The little country schoolhouse was heated by an old-fashioned, pot-bellied coal stove. A eight-year-old boy named Glenn Cunningham had the job of coming to school early each day so that he could use kerosene to start the fire and warm the room before his teacher and his classmates arrived. One cold morning someone mistakenly filled the kerosene container he used with gasoline, and disaster struck.
The class and teacher arrived to find the schoolhouse engulfed in flames. Terrified on realizing that Glenn was inside, they rushed in and managed to drag the unconscious little boy out of the flaming building more dead than alive. He had major burns over the lower half of his body and was taken to a nearby county hospital.
From his bed, the dreadfully burned, semi-conscious little boy faintly heard the doctor talking to his mother. The doctor told his mother that her son would surely die – which was for the best, really – for the terrible fire had devastated the lower half of his body.

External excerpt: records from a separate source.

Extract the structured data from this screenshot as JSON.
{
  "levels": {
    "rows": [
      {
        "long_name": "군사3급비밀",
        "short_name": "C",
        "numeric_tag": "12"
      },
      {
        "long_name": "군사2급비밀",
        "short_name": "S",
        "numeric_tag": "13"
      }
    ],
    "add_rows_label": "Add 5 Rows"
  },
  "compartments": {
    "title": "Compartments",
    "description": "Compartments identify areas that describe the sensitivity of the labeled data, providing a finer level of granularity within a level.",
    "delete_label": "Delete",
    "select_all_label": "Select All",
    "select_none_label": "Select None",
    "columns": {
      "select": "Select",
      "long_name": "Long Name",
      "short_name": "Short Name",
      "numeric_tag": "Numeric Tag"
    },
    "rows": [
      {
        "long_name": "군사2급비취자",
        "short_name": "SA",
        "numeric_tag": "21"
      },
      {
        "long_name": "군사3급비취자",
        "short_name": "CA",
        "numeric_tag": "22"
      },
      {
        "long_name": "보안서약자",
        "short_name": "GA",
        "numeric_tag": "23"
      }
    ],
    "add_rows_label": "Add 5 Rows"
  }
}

But the brave boy didn't want to die. Glenn made up his mind that he would survive. And somehow, to the amazement of the physician, he did survive. Yet when the mortal danger was past, he again heard the doctor and his mother speaking quietly. The mother was told that since the fire had destroyed so much flesh in the lower part of his body, it would almost be better if he had died, since he was doomed to be a lifetime cripple with no use at all of his lower limbs. His mother refused to let the doctors amputate.
Once more this brave little boy made up his mind. He would not be a cripple. He would walk. But unfortunately from the waist down, Glenn had no motor ability. His thin, scarred legs just dangled there, all but lifeless.

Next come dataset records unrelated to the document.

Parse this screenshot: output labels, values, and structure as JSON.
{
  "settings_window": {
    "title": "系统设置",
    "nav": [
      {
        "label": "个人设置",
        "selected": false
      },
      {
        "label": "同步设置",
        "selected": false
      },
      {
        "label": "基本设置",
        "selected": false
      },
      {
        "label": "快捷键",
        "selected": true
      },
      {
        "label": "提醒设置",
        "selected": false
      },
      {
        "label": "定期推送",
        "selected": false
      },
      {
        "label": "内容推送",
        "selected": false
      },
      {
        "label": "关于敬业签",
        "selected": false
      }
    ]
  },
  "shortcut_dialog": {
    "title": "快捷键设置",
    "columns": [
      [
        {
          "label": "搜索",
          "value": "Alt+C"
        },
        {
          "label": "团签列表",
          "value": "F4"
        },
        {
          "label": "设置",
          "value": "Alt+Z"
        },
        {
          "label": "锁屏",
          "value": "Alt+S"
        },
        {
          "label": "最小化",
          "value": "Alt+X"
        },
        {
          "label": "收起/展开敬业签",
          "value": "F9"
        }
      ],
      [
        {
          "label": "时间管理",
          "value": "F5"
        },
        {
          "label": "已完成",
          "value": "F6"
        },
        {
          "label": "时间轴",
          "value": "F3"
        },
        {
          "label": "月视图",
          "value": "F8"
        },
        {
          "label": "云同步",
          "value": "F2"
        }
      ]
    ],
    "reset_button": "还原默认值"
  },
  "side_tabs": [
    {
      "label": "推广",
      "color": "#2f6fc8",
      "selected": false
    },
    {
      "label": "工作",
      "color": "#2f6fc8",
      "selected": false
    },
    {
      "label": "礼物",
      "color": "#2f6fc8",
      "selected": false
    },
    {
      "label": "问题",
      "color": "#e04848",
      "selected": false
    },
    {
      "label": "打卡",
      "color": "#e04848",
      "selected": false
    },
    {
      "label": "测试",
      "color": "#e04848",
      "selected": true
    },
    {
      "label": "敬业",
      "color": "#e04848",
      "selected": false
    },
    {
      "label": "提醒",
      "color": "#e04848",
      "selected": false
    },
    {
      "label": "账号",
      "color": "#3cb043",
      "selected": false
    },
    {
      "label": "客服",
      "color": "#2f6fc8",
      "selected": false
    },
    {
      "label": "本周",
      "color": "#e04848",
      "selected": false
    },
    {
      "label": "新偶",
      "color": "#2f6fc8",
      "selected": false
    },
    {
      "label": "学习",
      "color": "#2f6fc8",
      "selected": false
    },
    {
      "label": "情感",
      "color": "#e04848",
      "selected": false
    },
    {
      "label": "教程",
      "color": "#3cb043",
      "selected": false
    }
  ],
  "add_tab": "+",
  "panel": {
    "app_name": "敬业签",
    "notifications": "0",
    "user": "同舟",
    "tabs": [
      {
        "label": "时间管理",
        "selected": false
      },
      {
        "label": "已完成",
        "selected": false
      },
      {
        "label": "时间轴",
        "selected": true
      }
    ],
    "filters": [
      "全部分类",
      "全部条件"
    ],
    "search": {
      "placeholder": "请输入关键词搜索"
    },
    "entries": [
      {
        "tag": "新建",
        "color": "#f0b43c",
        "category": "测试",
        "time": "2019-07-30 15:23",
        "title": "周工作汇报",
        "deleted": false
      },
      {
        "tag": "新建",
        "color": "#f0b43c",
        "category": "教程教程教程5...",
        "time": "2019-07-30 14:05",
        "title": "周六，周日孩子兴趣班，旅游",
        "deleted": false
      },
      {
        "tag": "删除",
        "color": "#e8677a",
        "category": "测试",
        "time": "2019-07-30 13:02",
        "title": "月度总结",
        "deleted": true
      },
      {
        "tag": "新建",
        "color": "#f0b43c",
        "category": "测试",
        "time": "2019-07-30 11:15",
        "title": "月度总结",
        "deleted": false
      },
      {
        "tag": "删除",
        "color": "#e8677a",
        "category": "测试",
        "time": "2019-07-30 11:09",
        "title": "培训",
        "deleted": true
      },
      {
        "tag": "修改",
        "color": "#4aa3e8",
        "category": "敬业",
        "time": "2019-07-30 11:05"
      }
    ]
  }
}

Ultimately Glenn was released from the hospital. Every day afterward his mother and father would massage his little legs, but there was no feeling, no control, nothing. Yet his determination that he would walk was as strong as ever.
When he wasn't in bed, he was confined to a wheelchair. One sunny day his mother wheeled him out into the yard to get some fresh air. This day, instead of sitting there, he threw himself from the chair. Glenn pulled himself across the grass, dragging his legs behind him.
He worked his way to the white picket fence bordering their lot. With great effort, he raised himself up on the fence. Then, stake by stake, he began dragging himself along the fence, resolved that he would walk. He started to do this every day until he wore a smooth path all around the yard beside the fence. There was nothing he wanted more than to develop life in those legs.
Ultimately through his daily massages, Glenn's iron persistence and his resolute determination, he did develop the ability first to stand up, then to walk haltingly with help, then to walk by himself – and then miraculously – to run.
Glenn began to run to school. He ran for the sheer joy of running and being able to run. He ran everywhere that he could. The people in his town would often see him run by on his way to who knows where and smile. Later in college Glenn made the track team where his tremendous determination paid off. He eventually received the nickname the "Kansas Flyer."
In February 1934, in New York City's famed Madison Square Garden, this young man who was not expected to survive, who would surely never walk, who could never hope to run – this determined young man, Dr. Glenn Cunningham, ran the mile in four minutes and eight seconds, the world's fastest indoor mile! Later that same year in a prestigious outdoor track meet, he shaved another second off his record to run the world's fastest mile to that time.
Note: . Cunningham was inducted into the National Track and Field Hall of Fame in 1974